*DIRECTIONS FOR THIS TASK*: The pictures in the data below are to be omitted; all else must be duplicated exactly.

*DATASET RECORDS*:

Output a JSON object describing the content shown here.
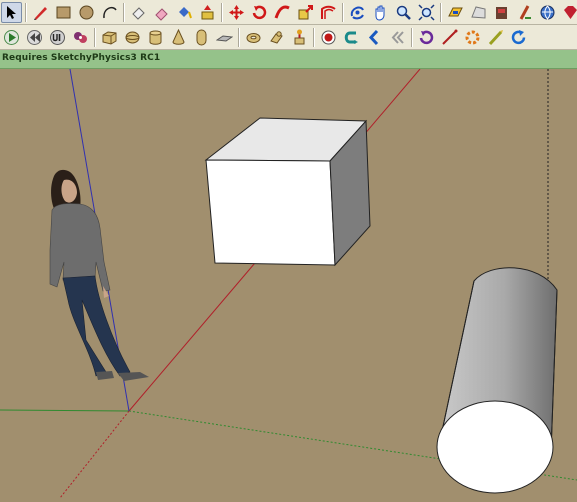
{
  "status_bar": {
    "message": "Requires SketchyPhysics3 RC1"
  },
  "colors": {
    "ground": "#a18f6e",
    "status_bar": "#95c28a",
    "red_axis": "#b0202a",
    "green_axis": "#2f8a2f",
    "blue_axis": "#3030b0"
  },
  "toolbar_top": {
    "icons": [
      "select-icon",
      "pencil-icon",
      "rectangle-icon",
      "circle-icon",
      "arc-icon",
      "eraser-icon",
      "eraser-icon",
      "paint-bucket-icon",
      "push-pull-icon",
      "move-icon",
      "rotate-icon",
      "follow-me-icon",
      "scale-icon",
      "offset-icon",
      "orbit-icon",
      "pan-icon",
      "zoom-icon",
      "zoom-extents-icon",
      "section-plane-icon",
      "sandbox-icon",
      "add-location-icon",
      "measure-icon",
      "3d-warehouse-icon"
    ]
  },
  "toolbar_physics": {
    "icons": [
      "play-icon",
      "rewind-icon",
      "ui-icon",
      "joint-connector-icon",
      "box-solid-icon",
      "sphere-solid-icon",
      "cylinder-solid-icon",
      "cone-solid-icon",
      "capsule-solid-icon",
      "chamfer-solid-icon",
      "wedge-icon",
      "torus-icon",
      "hinge-icon",
      "slider-joint-icon",
      "servo-icon",
      "record-icon",
      "magnet-icon",
      "reset-icon",
      "back-icon",
      "spring-icon",
      "line-joint-icon",
      "gear-joint-icon",
      "piston-icon",
      "refresh-icon"
    ]
  }
}
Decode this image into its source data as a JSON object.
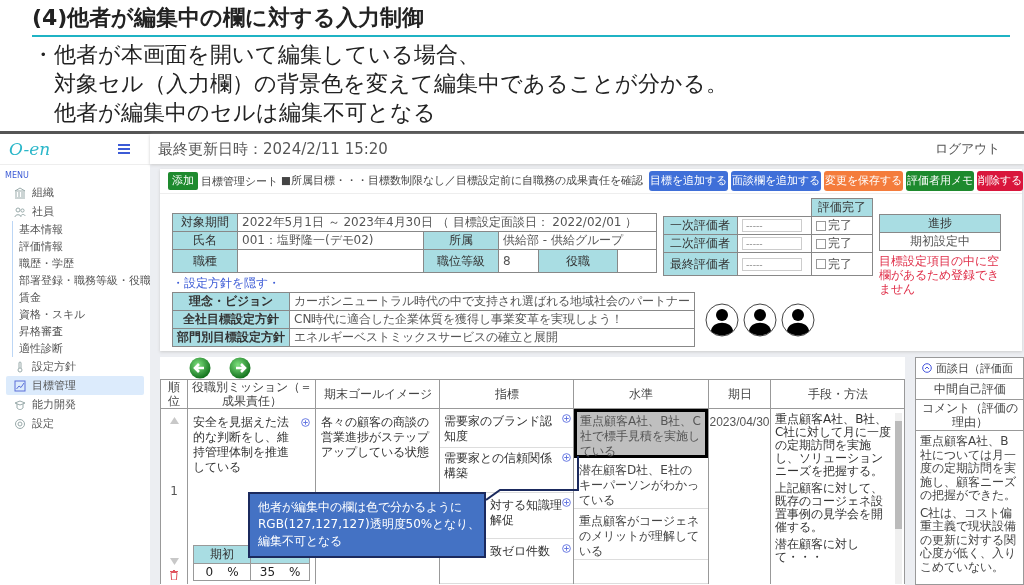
{
  "slide": {
    "title": "(4)他者が編集中の欄に対する入力制御",
    "bullet": {
      "mark": "・",
      "lines": [
        "他者が本画面を開いて編集している場合、",
        "対象セル（入力欄）の背景色を変えて編集中であることが分かる。",
        "他者が編集中のセルは編集不可となる"
      ]
    }
  },
  "sidebar": {
    "logo": "O-en",
    "menu_label": "MENU",
    "items": [
      {
        "label": "組織",
        "selected": false
      },
      {
        "label": "社員",
        "selected": false,
        "children": [
          {
            "label": "基本情報",
            "selected": false
          },
          {
            "label": "評価情報",
            "selected": false
          },
          {
            "label": "職歴・学歴",
            "selected": false
          },
          {
            "label": "部署登録・職務等級・役職",
            "selected": false
          },
          {
            "label": "賃金",
            "selected": false
          },
          {
            "label": "資格・スキル",
            "selected": false
          },
          {
            "label": "昇格審査",
            "selected": false
          },
          {
            "label": "適性診断",
            "selected": false
          }
        ]
      },
      {
        "label": "設定方針",
        "selected": false
      },
      {
        "label": "目標管理",
        "selected": true
      },
      {
        "label": "能力開発",
        "selected": false
      },
      {
        "label": "設定",
        "selected": false
      }
    ]
  },
  "topbar": {
    "last_updated": "最終更新日時：2024/2/11 15:20",
    "logout": "ログアウト"
  },
  "sheet": {
    "tag": "添加",
    "title": "目標管理シート",
    "note": "■所属目標・・・目標数制限なし／目標設定前に自職務の成果責任を確認",
    "buttons": [
      {
        "label": "目標を追加する",
        "color": "#3f6fd8"
      },
      {
        "label": "面談欄を追加する",
        "color": "#3f6fd8"
      },
      {
        "label": "変更を保存する",
        "color": "#f47c3c"
      },
      {
        "label": "評価者用メモ",
        "color": "#1e8a2e"
      },
      {
        "label": "削除する",
        "color": "#d9163c"
      }
    ],
    "info": {
      "period_label": "対象期間",
      "period": "2022年5月1日 ～ 2023年4月30日 （ 目標設定面談日： 2022/02/01 ）",
      "name_label": "氏名",
      "name": "001：塩野隆一(デモ02)",
      "dept_label": "所属",
      "dept": "供給部 - 供給グループ",
      "job_label": "職種",
      "grade_label": "職位等級",
      "grade": "8",
      "post_label": "役職"
    },
    "toggle_link": "・設定方針を隠す・",
    "policies": [
      {
        "label": "理念・ビジョン",
        "value": "カーボンニュートラル時代の中で支持され選ばれる地域社会のパートナー"
      },
      {
        "label": "全社目標設定方針",
        "value": "CN時代に適合した企業体質を獲得し事業変革を実現しよう！"
      },
      {
        "label": "部門別目標設定方針",
        "value": "エネルギーベストミックスサービスの確立と展開"
      }
    ],
    "evaluators": {
      "header": "評価完了",
      "rows": [
        {
          "role": "一次評価者",
          "placeholder": "-----",
          "done_label": "完了",
          "checked": false
        },
        {
          "role": "二次評価者",
          "placeholder": "-----",
          "done_label": "完了",
          "checked": false
        },
        {
          "role": "最終評価者",
          "placeholder": "-----",
          "done_label": "完了",
          "checked": false
        }
      ]
    },
    "progress": {
      "label": "進捗",
      "value": "期初設定中"
    },
    "error": "目標設定項目の中に空欄があるため登録できません"
  },
  "goals": {
    "columns": [
      "順位",
      "役職別ミッション（＝成果責任）",
      "期末ゴールイメージ",
      "指標",
      "水準",
      "期日",
      "手段・方法"
    ],
    "row": {
      "rank": "1",
      "mission": "安全を見据えた法的な判断をし、維持管理体制を推進している",
      "ratio": {
        "header": "期初",
        "cells": [
          {
            "value": "0",
            "unit": "%"
          },
          {
            "value": "35",
            "unit": "%"
          }
        ]
      },
      "goal": "各々の顧客の商談の営業進捗がステップアップしている状態",
      "indicators": [
        "需要家のブランド認知度",
        "需要家との信頼関係構築",
        "対する知識理解促",
        "致ゼロ件数"
      ],
      "levels": [
        {
          "text": "重点顧客A社、B社、C社で標手見積を実施している",
          "locked": true
        },
        {
          "text": "潜在顧客D社、E社のキーパーソンがわかっている",
          "locked": false
        },
        {
          "text": "重点顧客がコージェネのメリットが理解している",
          "locked": false
        },
        {
          "locked": false
        }
      ],
      "date": "2023/04/30",
      "method": [
        "重点顧客A社、B社、C社に対して月に一度の定期訪問を実施し、ソリューションニーズを把握する。",
        "上記顧客に対して、既存のコージェネ設置事例の見学会を開催する。",
        "潜在顧客に対して・・・"
      ]
    }
  },
  "review": {
    "header": "面談日（評価面",
    "subheader": "中間自己評価",
    "comment_header": "コメント（評価の理由）",
    "comment": [
      "重点顧客A社、B社については月一度の定期訪問を実施し、顧客ニーズの把握ができた。",
      "C社は、コスト偏重主義で現状設備の更新に対する関心度が低く、入りこめていない。"
    ]
  },
  "callout": {
    "lines": [
      "他者が編集中の欄は色で分かるように",
      "RGB(127,127,127)透明度50%となり、",
      "編集不可となる"
    ]
  }
}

*RESULT OF THE EXERCISE*:
Output a JSON object describing the content shown here.
{
  "status_bar": {
    "message": "Requires SketchyPhysics3 RC1"
  },
  "colors": {
    "ground": "#a18f6e",
    "status_bar": "#95c28a",
    "red_axis": "#b0202a",
    "green_axis": "#2f8a2f",
    "blue_axis": "#3030b0"
  },
  "toolbar_top": {
    "icons": [
      "select-icon",
      "pencil-icon",
      "rectangle-icon",
      "circle-icon",
      "arc-icon",
      "eraser-icon",
      "eraser-icon",
      "paint-bucket-icon",
      "push-pull-icon",
      "move-icon",
      "rotate-icon",
      "follow-me-icon",
      "scale-icon",
      "offset-icon",
      "orbit-icon",
      "pan-icon",
      "zoom-icon",
      "zoom-extents-icon",
      "section-plane-icon",
      "sandbox-icon",
      "add-location-icon",
      "measure-icon",
      "3d-warehouse-icon"
    ]
  },
  "toolbar_physics": {
    "icons": [
      "play-icon",
      "rewind-icon",
      "ui-icon",
      "joint-connector-icon",
      "box-solid-icon",
      "sphere-solid-icon",
      "cylinder-solid-icon",
      "cone-solid-icon",
      "capsule-solid-icon",
      "chamfer-solid-icon",
      "wedge-icon",
      "torus-icon",
      "hinge-icon",
      "slider-joint-icon",
      "servo-icon",
      "record-icon",
      "magnet-icon",
      "reset-icon",
      "back-icon",
      "spring-icon",
      "line-joint-icon",
      "gear-joint-icon",
      "piston-icon",
      "refresh-icon"
    ]
  }
}
Decode this image into its source data as a JSON object.
{
  "slide": {
    "title": "(4)他者が編集中の欄に対する入力制御",
    "bullet": {
      "mark": "・",
      "lines": [
        "他者が本画面を開いて編集している場合、",
        "対象セル（入力欄）の背景色を変えて編集中であることが分かる。",
        "他者が編集中のセルは編集不可となる"
      ]
    }
  },
  "sidebar": {
    "logo": "O-en",
    "menu_label": "MENU",
    "items": [
      {
        "label": "組織",
        "selected": false
      },
      {
        "label": "社員",
        "selected": false,
        "children": [
          {
            "label": "基本情報",
            "selected": false
          },
          {
            "label": "評価情報",
            "selected": false
          },
          {
            "label": "職歴・学歴",
            "selected": false
          },
          {
            "label": "部署登録・職務等級・役職",
            "selected": false
          },
          {
            "label": "賃金",
            "selected": false
          },
          {
            "label": "資格・スキル",
            "selected": false
          },
          {
            "label": "昇格審査",
            "selected": false
          },
          {
            "label": "適性診断",
            "selected": false
          }
        ]
      },
      {
        "label": "設定方針",
        "selected": false
      },
      {
        "label": "目標管理",
        "selected": true
      },
      {
        "label": "能力開発",
        "selected": false
      },
      {
        "label": "設定",
        "selected": false
      }
    ]
  },
  "topbar": {
    "last_updated": "最終更新日時：2024/2/11 15:20",
    "logout": "ログアウト"
  },
  "sheet": {
    "tag": "添加",
    "title": "目標管理シート",
    "note": "■所属目標・・・目標数制限なし／目標設定前に自職務の成果責任を確認",
    "buttons": [
      {
        "label": "目標を追加する",
        "color": "#3f6fd8"
      },
      {
        "label": "面談欄を追加する",
        "color": "#3f6fd8"
      },
      {
        "label": "変更を保存する",
        "color": "#f47c3c"
      },
      {
        "label": "評価者用メモ",
        "color": "#1e8a2e"
      },
      {
        "label": "削除する",
        "color": "#d9163c"
      }
    ],
    "info": {
      "period_label": "対象期間",
      "period": "2022年5月1日 ～ 2023年4月30日 （ 目標設定面談日： 2022/02/01 ）",
      "name_label": "氏名",
      "name": "001：塩野隆一(デモ02)",
      "dept_label": "所属",
      "dept": "供給部 - 供給グループ",
      "job_label": "職種",
      "grade_label": "職位等級",
      "grade": "8",
      "post_label": "役職"
    },
    "toggle_link": "・設定方針を隠す・",
    "policies": [
      {
        "label": "理念・ビジョン",
        "value": "カーボンニュートラル時代の中で支持され選ばれる地域社会のパートナー"
      },
      {
        "label": "全社目標設定方針",
        "value": "CN時代に適合した企業体質を獲得し事業変革を実現しよう！"
      },
      {
        "label": "部門別目標設定方針",
        "value": "エネルギーベストミックスサービスの確立と展開"
      }
    ],
    "evaluators": {
      "header": "評価完了",
      "rows": [
        {
          "role": "一次評価者",
          "placeholder": "-----",
          "done_label": "完了",
          "checked": false
        },
        {
          "role": "二次評価者",
          "placeholder": "-----",
          "done_label": "完了",
          "checked": false
        },
        {
          "role": "最終評価者",
          "placeholder": "-----",
          "done_label": "完了",
          "checked": false
        }
      ]
    },
    "progress": {
      "label": "進捗",
      "value": "期初設定中"
    },
    "error": "目標設定項目の中に空欄があるため登録できません"
  },
  "goals": {
    "columns": [
      "順位",
      "役職別ミッション（＝成果責任）",
      "期末ゴールイメージ",
      "指標",
      "水準",
      "期日",
      "手段・方法"
    ],
    "row": {
      "rank": "1",
      "mission": "安全を見据えた法的な判断をし、維持管理体制を推進している",
      "ratio": {
        "header": "期初",
        "cells": [
          {
            "value": "0",
            "unit": "%"
          },
          {
            "value": "35",
            "unit": "%"
          }
        ]
      },
      "goal": "各々の顧客の商談の営業進捗がステップアップしている状態",
      "indicators": [
        "需要家のブランド認知度",
        "需要家との信頼関係構築",
        "対する知識理解促",
        "致ゼロ件数"
      ],
      "levels": [
        {
          "text": "重点顧客A社、B社、C社で標手見積を実施している",
          "locked": true
        },
        {
          "text": "潜在顧客D社、E社のキーパーソンがわかっている",
          "locked": false
        },
        {
          "text": "重点顧客がコージェネのメリットが理解している",
          "locked": false
        },
        {
          "locked": false
        }
      ],
      "date": "2023/04/30",
      "method": [
        "重点顧客A社、B社、C社に対して月に一度の定期訪問を実施し、ソリューションニーズを把握する。",
        "上記顧客に対して、既存のコージェネ設置事例の見学会を開催する。",
        "潜在顧客に対して・・・"
      ]
    }
  },
  "review": {
    "header": "面談日（評価面",
    "subheader": "中間自己評価",
    "comment_header": "コメント（評価の理由）",
    "comment": [
      "重点顧客A社、B社については月一度の定期訪問を実施し、顧客ニーズの把握ができた。",
      "C社は、コスト偏重主義で現状設備の更新に対する関心度が低く、入りこめていない。"
    ]
  },
  "callout": {
    "lines": [
      "他者が編集中の欄は色で分かるように",
      "RGB(127,127,127)透明度50%となり、",
      "編集不可となる"
    ]
  }
}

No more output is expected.